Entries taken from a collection

------------------------------------

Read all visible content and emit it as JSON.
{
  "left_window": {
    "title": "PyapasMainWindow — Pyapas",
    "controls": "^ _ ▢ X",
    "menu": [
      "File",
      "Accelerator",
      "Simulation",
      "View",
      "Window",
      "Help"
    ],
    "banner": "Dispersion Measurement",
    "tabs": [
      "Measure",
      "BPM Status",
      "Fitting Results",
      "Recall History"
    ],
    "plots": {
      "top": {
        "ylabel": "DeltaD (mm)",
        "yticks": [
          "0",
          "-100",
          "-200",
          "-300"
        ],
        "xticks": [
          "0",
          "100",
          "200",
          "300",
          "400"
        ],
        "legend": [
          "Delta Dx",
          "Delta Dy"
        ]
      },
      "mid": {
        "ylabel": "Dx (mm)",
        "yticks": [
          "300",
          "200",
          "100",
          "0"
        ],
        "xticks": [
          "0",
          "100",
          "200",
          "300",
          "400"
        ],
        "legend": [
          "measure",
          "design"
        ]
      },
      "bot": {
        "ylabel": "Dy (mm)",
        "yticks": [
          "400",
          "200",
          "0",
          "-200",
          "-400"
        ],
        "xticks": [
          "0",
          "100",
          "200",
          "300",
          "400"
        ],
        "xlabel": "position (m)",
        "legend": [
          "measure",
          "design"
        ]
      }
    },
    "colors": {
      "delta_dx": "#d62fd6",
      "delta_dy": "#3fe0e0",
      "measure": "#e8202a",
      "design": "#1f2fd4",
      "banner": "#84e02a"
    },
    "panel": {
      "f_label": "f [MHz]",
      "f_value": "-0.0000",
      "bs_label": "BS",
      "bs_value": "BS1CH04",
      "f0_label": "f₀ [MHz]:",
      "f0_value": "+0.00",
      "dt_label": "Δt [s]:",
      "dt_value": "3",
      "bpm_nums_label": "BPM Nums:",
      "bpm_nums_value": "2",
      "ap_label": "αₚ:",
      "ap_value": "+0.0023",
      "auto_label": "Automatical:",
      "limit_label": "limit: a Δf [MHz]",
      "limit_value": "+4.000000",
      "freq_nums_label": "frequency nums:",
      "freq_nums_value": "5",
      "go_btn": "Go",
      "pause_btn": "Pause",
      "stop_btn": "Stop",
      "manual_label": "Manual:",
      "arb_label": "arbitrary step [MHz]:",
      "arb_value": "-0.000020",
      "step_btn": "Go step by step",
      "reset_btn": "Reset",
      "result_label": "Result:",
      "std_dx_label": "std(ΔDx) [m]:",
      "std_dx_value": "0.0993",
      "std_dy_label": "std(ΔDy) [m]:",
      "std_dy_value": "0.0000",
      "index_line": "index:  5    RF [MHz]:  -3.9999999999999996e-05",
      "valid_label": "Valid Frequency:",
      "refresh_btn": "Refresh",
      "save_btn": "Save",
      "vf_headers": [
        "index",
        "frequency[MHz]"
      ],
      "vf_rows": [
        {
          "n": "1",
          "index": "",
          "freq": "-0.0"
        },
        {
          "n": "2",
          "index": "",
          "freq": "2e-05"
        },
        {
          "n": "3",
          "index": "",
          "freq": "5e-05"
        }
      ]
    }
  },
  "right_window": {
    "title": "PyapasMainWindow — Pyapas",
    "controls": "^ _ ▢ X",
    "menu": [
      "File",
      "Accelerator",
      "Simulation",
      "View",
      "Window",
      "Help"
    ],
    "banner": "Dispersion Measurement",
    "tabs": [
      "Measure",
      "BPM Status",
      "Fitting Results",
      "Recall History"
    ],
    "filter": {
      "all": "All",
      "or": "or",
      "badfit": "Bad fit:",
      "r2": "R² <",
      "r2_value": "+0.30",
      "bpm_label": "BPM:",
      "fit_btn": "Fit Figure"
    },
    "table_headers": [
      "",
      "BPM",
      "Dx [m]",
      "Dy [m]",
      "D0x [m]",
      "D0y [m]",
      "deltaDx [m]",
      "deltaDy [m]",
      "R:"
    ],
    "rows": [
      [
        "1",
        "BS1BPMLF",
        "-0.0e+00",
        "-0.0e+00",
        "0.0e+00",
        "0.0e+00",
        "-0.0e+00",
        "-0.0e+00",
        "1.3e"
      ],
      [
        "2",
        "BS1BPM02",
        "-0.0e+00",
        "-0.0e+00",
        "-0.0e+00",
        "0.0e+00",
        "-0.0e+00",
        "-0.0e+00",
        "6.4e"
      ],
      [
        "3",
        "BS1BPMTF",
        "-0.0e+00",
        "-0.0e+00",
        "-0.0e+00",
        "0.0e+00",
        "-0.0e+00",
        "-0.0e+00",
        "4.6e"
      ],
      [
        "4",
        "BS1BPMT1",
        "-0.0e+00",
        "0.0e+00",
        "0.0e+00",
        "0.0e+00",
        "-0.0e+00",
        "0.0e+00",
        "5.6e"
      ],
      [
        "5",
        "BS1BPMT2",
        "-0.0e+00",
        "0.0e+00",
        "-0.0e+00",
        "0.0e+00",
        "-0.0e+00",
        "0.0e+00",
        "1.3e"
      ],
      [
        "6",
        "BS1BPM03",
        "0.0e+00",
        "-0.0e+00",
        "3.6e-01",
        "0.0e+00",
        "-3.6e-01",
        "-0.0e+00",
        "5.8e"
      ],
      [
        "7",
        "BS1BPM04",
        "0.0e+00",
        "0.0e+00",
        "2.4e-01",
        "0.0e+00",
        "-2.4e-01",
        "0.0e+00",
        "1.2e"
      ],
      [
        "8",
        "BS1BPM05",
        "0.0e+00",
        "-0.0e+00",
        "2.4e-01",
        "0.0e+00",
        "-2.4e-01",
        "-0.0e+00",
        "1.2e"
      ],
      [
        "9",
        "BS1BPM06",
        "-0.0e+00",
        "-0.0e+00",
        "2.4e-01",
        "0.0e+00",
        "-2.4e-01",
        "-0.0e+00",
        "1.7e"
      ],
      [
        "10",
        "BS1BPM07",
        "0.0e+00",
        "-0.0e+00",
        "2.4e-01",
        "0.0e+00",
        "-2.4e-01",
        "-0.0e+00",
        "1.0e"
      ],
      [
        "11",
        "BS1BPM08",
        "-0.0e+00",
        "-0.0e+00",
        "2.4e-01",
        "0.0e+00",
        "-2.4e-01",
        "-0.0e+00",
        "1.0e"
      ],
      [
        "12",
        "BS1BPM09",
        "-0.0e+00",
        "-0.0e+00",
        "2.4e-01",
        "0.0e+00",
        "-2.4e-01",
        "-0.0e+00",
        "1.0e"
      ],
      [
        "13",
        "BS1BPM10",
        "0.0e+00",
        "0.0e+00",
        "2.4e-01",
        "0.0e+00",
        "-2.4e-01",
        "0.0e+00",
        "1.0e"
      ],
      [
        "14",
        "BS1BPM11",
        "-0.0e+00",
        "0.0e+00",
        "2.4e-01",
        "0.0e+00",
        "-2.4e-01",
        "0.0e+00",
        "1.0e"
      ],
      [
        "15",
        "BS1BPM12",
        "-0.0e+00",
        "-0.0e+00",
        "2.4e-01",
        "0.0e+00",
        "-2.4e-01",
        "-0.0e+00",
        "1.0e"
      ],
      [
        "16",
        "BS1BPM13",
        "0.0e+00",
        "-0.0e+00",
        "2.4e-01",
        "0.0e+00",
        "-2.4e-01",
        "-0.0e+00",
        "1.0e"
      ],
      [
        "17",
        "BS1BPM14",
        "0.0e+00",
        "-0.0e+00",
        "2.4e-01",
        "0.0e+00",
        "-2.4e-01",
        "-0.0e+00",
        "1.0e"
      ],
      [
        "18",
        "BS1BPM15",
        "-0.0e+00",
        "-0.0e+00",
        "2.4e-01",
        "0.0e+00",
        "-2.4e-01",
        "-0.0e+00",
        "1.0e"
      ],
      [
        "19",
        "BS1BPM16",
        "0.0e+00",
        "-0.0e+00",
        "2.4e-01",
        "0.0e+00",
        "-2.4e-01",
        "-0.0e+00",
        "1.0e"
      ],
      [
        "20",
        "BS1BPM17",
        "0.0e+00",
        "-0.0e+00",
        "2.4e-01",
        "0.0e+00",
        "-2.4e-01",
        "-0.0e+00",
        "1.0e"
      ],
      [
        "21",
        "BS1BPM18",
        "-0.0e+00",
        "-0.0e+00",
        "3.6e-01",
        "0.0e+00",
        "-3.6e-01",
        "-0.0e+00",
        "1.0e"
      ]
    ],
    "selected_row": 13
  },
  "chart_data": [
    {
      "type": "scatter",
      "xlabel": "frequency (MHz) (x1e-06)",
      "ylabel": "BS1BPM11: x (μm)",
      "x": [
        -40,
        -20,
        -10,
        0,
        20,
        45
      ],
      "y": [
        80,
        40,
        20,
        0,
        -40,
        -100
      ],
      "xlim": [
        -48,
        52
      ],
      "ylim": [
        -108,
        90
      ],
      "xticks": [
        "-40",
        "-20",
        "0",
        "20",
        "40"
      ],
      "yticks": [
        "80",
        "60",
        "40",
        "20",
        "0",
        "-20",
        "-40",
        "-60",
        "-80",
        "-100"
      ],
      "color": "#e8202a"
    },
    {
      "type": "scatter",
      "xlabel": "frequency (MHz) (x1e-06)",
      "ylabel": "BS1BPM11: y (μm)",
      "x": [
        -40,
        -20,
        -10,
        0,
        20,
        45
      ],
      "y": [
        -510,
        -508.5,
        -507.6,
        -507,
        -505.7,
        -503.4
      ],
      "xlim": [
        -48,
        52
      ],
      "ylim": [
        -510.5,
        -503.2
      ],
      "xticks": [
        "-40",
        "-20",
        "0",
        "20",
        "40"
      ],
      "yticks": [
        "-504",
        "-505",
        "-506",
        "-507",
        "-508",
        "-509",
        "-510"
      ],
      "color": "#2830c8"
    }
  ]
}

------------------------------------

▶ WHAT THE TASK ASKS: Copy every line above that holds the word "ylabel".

▶ EXERCISE RESPONSE:
        "ylabel": "DeltaD (mm)",
        "ylabel": "Dx (mm)",
        "ylabel": "Dy (mm)",
      "ylabel": "BS1BPM11: x (μm)",
      "ylabel": "BS1BPM11: y (μm)",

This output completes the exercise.